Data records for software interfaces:

-*-

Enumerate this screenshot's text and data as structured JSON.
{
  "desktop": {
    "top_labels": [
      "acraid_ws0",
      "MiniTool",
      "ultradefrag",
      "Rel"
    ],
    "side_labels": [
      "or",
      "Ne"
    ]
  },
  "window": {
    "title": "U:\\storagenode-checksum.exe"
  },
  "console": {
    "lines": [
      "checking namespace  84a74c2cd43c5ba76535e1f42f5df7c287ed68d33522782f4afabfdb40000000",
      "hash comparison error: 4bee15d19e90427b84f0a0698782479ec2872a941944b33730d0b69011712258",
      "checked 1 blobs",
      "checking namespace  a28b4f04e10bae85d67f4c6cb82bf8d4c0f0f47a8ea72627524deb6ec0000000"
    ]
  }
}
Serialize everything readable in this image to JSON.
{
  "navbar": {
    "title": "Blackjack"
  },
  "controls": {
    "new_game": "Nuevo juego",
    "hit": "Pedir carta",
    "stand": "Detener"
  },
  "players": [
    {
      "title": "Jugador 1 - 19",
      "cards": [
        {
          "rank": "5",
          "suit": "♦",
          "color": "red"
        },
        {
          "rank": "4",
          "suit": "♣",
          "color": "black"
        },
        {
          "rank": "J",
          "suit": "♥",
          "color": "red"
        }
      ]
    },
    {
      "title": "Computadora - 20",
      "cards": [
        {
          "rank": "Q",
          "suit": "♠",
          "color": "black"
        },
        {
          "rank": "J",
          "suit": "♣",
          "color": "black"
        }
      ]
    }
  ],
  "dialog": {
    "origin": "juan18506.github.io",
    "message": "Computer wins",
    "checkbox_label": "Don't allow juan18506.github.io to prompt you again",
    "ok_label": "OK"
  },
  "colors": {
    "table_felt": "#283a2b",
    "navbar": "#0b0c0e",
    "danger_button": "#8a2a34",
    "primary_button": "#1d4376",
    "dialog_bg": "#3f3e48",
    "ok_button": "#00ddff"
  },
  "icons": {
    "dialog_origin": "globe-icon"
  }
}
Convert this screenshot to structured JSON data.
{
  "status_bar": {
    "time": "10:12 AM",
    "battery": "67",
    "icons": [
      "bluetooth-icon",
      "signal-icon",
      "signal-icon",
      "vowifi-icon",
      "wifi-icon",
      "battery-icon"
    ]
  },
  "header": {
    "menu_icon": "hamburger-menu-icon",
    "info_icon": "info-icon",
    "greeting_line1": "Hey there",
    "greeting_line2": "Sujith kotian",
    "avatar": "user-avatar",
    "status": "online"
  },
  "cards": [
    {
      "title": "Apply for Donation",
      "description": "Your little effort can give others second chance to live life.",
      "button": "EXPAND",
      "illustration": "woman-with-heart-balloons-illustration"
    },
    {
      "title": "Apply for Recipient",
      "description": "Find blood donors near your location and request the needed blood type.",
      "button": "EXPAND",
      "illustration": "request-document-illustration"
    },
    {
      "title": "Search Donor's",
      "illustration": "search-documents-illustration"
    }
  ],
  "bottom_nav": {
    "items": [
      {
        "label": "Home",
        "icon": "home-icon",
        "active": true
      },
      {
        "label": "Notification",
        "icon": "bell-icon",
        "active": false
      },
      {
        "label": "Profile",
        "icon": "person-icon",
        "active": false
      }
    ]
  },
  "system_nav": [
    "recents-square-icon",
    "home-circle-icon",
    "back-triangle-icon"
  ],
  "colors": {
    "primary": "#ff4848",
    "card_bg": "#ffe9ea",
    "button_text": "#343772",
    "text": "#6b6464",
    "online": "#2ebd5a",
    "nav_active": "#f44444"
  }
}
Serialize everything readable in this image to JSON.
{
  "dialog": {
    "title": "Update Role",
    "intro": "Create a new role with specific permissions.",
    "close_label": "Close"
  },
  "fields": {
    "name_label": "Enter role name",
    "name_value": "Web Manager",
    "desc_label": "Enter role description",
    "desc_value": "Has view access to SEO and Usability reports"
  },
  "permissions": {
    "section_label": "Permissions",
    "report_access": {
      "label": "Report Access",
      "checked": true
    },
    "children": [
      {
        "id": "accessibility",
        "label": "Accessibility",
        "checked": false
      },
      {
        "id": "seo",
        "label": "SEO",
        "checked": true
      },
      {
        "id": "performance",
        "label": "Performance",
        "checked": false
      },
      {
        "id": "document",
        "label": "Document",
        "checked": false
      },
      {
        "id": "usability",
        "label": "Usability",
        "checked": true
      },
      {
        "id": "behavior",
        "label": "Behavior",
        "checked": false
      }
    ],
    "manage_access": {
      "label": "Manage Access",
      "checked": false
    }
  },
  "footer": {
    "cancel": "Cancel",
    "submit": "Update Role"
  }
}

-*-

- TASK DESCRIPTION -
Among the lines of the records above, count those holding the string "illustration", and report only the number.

- ANSWER SPACE -
3